Work item: Only lines holding "label" are needed; copy each of them from the data below.

START Data extracts

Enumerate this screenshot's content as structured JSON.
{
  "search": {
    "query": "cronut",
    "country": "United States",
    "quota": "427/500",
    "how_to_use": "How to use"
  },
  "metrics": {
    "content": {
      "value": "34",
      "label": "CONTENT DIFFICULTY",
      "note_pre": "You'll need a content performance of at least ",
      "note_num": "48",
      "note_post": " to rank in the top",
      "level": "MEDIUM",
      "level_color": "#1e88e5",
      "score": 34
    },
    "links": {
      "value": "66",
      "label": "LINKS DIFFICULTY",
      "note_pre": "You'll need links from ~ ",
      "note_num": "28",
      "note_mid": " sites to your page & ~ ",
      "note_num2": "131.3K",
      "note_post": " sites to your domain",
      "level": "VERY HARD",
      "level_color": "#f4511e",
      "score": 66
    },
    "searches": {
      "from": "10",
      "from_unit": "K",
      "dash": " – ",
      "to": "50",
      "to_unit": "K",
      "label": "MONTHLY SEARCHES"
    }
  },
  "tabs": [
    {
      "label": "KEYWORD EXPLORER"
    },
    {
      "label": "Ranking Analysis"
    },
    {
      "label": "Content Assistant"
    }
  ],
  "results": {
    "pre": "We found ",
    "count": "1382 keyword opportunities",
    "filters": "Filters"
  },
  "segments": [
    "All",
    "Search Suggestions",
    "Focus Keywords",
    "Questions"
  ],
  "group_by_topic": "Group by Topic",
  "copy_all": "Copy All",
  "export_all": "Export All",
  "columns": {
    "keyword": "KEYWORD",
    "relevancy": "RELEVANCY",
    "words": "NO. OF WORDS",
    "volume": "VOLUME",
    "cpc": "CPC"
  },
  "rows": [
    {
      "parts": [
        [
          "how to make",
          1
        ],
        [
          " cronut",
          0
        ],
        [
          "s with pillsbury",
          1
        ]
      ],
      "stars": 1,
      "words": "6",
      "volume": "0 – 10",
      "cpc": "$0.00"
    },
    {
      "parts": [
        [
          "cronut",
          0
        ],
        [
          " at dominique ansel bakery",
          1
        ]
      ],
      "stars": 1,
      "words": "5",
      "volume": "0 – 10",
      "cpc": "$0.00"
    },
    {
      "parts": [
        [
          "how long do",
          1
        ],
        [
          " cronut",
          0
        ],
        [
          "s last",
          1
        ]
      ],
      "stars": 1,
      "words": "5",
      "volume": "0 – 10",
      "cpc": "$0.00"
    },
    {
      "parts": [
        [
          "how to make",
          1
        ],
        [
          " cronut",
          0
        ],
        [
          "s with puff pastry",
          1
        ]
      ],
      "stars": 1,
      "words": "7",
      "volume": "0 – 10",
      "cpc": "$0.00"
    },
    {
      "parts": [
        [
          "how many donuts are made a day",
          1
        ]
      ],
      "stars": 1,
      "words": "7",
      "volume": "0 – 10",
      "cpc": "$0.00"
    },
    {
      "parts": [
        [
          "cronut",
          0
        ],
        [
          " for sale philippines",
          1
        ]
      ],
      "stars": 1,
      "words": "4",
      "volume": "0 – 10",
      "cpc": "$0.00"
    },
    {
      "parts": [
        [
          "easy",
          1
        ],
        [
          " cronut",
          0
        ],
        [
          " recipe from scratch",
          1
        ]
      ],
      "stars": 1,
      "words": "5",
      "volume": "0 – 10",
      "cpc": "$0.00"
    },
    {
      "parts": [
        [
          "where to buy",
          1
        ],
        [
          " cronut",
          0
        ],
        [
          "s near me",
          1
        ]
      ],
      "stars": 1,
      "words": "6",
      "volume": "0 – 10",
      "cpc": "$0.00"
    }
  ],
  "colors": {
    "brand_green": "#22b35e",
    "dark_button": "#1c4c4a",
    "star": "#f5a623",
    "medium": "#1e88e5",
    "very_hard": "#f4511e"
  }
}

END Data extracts

Result of this task:
      "label": "CONTENT DIFFICULTY",
      "label": "LINKS DIFFICULTY",
      "label": "MONTHLY SEARCHES"
      "label": "KEYWORD EXPLORER"
      "label": "Ranking Analysis"
      "label": "Content Assistant"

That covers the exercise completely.